| People gather to see the rhino in Majuli on Wednesday. Picture by UB Photos |
Jorhat, Dec. 26: A stray rhino from Kaziranga National Park has now ensconced itself in the middle of a large waterbody at Potiagaon village and refuses to budge, much to the chagrin of forest department officials who have been trying to chase it back for the past two months.
The rhino, which is about 7-8 years old, has crossed over the embankment of the Brahmaputra and entered the village.
A forest department official said it was not possible to tranquillise the rhino, which is not fully grown, as it was in an inaccessible area in the middle of the waterbody.
“If we try to tranquillise the animal, it might fall into the beel and die. The only option is to chase it back,” he said.
“All we can do is to maintain a constant vigil so that it is not harmed and killed by poachers. Onlookers are creating a ruckus wherever the rhino strays and it is becoming difficult to keep track when it darts off in fear,” he said.
Yesterday, the rhino had crossed over from Lakhimpur to Kartik sapori near Majuli and at night it had managed to get over the embankment and was sighted at Potiagaon.
The official said the rhino, along with another fully grown female rhino, had strayed from the national park two months ago, and had become a headache for the department as all the guards were engaged in keeping track of the animals in shifts.
“We have somehow managed to safeguard the animals and chased one of them back towards the national park. The information we have received is that the animal is now grazing at Lohor sapori in Golaghat district near the park,” he said.
Kaziranga divisional forest officer S.K. Seal Sarma said it was natural for rhinos to stray from the park in search of food, especially during winter, when the land gets dry and there is a scarcity of grass.
“Rhinos are vulnerable when they stray out as they can fall easy prey to poachers.
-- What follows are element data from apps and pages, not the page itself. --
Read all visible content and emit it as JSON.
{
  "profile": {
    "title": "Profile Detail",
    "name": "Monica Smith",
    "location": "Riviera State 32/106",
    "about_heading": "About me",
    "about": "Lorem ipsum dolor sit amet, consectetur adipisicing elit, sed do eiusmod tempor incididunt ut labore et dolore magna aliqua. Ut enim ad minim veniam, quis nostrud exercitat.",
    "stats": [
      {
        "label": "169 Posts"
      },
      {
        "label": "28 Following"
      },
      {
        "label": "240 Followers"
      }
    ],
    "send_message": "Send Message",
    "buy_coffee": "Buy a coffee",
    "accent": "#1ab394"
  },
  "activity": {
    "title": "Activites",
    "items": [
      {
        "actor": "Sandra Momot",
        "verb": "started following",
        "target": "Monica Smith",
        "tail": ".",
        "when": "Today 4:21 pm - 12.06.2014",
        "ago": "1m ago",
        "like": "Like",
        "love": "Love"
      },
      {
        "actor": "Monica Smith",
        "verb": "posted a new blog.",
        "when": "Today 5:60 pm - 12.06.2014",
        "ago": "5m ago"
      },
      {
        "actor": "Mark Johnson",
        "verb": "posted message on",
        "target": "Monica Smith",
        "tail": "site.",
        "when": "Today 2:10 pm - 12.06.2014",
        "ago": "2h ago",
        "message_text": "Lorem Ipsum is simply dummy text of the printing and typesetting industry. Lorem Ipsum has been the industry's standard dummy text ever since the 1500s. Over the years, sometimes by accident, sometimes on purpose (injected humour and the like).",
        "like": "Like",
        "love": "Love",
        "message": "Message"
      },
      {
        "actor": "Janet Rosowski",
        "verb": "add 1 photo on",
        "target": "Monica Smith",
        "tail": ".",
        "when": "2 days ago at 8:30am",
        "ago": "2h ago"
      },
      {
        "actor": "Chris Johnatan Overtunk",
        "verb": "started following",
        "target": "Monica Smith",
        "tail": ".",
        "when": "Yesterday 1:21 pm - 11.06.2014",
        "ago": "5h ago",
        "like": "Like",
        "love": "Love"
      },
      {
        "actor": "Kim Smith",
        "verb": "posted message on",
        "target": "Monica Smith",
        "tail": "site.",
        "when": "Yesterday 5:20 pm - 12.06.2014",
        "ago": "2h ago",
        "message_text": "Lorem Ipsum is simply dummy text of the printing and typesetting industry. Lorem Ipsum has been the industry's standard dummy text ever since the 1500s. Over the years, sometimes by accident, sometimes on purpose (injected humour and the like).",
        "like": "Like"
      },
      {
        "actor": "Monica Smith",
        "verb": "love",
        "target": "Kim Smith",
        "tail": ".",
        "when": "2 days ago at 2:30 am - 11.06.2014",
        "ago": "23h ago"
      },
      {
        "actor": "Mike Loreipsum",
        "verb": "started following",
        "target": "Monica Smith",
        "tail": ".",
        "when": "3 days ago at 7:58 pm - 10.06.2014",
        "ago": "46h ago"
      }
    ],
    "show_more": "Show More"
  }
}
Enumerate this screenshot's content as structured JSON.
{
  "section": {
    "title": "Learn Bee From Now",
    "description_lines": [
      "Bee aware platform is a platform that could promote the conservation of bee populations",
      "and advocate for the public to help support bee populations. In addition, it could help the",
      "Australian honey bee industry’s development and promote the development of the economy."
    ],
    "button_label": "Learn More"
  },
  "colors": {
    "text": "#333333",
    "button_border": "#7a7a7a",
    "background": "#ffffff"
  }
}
We are trying to keep a close watch on the two animals but it is not an easy task as the animals are constantly on the move,” he said.
Earlier this month, a team of forest personnel tracking the rhinos engaged in a gun battle with a group of poachers at Mandir Sapori, a sandbar on the Brahmaputra bordering Jorhat and Golaghat districts.
There have also been reports of people throwing sticks and stones at the animal in fear that they would be attacked.